There’s an interesting piece in Time Magazine this week by Lev Grossman about modern book publishing, and how the way mainstream publishing does things now is a dying breed, and that change is-a-coming.
A lot of headlines and blogs to the contrary, publishing isn’t dying. But it is evolving, and so radically that we may hardly recognize it when it’s done. Literature interprets the world, but it’s also shaped by that world, and we’re living through one of the greatest economic and technological transformations since–well, since the early 18th century. The novel won’t stay the same: it has always been exquisitely sensitive to newness, hence the name. It’s about to renew itself again, into something cheaper, wilder, trashier, more democratic and more deliriously fertile than ever.
Now, there’s some stuff in the article that I would prefer were clarified. Grossman discusses the rise in fan fiction and self-publishing and references three authors whose self-published books sold very well through their own efforts and earned them high advances from traditional houses. But I think he could spend more time discussing the huge numbers of self-published titles that never sell more than 100 copies.
He mentions the YouTube culture of popularity bringing the best entertainment to the forefront of our consciousness, but think of how many millions of videos there are on YouTube that you’ll never see, never even hear of, that aren’t anything to write home about.
But I do like this part:
If you think about it, shipping physical books back and forth across the country is starting to seem pretty 20th century. Novels are getting restless, shrugging off their expensive papery husks and transmigrating digitally into other forms. Devices like the Sony Reader and Amazon’s Kindle have gained devoted followings.
I’ve said before, I love my Kindle, and for the ease of instaneous download and ease of transportation, a digital reader can’t be beat. But I’m not going to trash all the books I have currently, and I do think we — as an industry — need to consider the best way of paying authors, and agents, and editors, for the work they do in getting a rough manuscript to book form — whether that form is traditional or high tech.
Read the whole thing, and let’s talk about it. I’m curious to hear what you think.

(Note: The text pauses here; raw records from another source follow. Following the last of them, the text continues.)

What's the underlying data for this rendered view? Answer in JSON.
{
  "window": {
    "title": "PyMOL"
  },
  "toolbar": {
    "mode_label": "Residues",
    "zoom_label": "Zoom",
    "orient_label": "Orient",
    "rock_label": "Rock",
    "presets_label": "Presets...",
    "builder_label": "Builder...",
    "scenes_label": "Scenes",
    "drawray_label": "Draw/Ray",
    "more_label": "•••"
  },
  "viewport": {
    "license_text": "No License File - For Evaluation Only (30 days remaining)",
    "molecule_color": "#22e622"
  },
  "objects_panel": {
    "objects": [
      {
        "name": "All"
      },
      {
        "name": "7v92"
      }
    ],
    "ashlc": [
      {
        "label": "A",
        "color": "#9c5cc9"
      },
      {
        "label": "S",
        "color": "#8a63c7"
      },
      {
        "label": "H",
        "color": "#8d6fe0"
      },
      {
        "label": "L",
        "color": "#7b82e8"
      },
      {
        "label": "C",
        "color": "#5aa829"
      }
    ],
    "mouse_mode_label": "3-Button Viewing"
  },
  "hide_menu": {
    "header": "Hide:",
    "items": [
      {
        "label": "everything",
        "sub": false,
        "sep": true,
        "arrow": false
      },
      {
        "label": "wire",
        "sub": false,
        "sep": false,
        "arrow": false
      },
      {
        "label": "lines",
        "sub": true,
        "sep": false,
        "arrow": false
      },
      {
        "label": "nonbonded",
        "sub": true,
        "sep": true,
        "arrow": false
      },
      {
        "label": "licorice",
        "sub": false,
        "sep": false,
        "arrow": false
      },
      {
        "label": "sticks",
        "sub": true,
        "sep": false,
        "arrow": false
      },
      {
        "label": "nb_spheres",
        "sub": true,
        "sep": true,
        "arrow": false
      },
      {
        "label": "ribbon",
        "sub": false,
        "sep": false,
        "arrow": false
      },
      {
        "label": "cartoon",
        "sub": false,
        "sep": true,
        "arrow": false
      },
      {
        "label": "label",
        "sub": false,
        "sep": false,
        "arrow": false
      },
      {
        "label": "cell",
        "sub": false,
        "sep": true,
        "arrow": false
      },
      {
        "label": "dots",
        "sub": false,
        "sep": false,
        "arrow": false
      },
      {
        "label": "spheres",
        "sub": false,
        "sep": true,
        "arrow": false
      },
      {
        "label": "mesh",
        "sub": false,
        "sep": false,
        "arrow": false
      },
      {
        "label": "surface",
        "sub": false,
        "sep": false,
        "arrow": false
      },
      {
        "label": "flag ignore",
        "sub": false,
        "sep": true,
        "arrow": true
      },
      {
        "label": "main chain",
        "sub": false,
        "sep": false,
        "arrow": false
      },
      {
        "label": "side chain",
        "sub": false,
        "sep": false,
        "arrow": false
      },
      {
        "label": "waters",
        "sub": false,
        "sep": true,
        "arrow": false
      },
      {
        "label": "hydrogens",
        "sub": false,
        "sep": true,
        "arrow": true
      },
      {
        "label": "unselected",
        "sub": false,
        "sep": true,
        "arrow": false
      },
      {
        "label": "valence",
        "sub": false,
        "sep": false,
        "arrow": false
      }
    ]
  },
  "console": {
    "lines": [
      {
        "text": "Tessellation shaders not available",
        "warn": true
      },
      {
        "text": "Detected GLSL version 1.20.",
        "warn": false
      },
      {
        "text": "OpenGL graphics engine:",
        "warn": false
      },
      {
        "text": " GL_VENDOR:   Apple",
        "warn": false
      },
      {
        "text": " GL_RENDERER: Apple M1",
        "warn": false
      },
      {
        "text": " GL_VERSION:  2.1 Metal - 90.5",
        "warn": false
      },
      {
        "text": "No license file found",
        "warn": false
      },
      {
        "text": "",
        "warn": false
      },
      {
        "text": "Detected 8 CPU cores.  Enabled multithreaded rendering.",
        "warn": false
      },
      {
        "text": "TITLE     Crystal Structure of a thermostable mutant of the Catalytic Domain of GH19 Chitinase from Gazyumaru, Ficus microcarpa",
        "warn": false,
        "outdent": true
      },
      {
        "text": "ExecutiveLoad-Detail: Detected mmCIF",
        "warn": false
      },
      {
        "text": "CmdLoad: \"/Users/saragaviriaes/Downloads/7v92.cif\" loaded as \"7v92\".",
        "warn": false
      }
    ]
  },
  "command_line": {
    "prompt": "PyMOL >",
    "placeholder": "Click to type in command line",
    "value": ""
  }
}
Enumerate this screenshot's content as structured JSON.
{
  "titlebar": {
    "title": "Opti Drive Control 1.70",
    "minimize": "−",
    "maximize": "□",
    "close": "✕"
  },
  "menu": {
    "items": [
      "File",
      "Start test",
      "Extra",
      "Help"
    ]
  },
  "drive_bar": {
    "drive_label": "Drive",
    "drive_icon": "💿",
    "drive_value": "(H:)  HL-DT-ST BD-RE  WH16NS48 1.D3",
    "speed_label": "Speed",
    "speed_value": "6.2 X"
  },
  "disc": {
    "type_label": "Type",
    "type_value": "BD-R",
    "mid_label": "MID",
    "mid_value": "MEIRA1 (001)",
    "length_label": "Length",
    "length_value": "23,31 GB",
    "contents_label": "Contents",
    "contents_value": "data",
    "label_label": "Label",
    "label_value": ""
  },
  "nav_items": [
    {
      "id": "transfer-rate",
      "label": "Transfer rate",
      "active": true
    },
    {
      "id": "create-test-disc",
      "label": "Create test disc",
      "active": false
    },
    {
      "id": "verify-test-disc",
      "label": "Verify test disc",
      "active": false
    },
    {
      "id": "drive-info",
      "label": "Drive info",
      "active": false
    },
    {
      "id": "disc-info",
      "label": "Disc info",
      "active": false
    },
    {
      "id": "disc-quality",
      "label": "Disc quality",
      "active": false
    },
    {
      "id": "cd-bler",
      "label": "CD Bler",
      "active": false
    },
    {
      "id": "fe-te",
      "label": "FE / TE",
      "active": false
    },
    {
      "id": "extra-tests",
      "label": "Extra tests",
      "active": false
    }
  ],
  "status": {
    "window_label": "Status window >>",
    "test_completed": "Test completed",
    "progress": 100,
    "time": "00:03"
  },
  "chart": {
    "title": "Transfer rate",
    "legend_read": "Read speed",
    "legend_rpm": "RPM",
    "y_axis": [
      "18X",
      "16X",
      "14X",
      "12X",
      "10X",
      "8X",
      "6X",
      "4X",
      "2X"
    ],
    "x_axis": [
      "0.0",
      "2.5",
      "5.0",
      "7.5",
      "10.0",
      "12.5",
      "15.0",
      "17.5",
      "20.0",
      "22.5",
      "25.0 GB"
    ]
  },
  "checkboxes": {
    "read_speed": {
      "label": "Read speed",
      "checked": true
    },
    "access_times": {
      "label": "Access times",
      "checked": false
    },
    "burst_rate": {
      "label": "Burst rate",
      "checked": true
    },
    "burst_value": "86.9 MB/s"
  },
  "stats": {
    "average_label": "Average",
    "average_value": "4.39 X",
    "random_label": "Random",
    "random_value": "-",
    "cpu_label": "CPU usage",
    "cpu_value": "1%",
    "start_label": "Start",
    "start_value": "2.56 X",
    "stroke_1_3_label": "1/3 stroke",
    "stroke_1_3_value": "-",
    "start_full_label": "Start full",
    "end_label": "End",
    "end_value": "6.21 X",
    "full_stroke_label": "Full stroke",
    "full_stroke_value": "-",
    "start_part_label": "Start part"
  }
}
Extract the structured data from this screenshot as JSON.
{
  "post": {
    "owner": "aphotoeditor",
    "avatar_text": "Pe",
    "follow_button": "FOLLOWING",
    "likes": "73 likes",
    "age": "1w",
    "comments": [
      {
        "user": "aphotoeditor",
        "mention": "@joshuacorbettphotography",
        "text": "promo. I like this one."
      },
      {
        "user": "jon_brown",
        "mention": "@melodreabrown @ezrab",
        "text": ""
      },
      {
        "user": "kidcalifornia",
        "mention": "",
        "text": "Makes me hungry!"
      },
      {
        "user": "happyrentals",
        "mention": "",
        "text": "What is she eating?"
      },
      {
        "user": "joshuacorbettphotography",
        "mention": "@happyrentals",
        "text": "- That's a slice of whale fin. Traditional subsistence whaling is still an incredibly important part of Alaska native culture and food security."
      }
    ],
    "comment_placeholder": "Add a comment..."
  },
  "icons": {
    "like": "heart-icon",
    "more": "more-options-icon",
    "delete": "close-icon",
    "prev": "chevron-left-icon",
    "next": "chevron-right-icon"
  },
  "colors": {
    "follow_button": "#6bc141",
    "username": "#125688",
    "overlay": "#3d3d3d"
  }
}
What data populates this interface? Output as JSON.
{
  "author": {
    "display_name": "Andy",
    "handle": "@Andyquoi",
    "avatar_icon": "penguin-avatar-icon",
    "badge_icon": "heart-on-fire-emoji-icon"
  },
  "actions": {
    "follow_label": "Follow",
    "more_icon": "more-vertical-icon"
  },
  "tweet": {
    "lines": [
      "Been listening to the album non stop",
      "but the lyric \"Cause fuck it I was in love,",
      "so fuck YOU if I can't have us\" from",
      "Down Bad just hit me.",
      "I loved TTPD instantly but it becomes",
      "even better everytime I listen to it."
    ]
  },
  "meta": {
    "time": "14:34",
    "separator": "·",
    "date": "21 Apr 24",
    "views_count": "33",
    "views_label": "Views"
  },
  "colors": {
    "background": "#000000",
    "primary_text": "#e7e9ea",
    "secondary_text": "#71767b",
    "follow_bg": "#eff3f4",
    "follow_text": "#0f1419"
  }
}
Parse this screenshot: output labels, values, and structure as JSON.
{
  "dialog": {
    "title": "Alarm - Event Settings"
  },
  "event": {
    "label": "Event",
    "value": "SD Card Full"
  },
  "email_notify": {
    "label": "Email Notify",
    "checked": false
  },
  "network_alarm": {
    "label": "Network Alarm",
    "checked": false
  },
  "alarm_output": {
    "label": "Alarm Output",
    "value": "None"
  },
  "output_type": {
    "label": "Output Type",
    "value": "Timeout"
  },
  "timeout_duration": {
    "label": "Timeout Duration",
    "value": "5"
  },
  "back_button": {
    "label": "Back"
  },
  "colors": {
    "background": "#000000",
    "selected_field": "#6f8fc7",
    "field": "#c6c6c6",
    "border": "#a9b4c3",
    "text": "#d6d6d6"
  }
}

(Ironically, perhaps, I first came to know Lev Grossman’s work through his novel Codex, which is partly about the search for a very old-fashioned medieval manuscript.)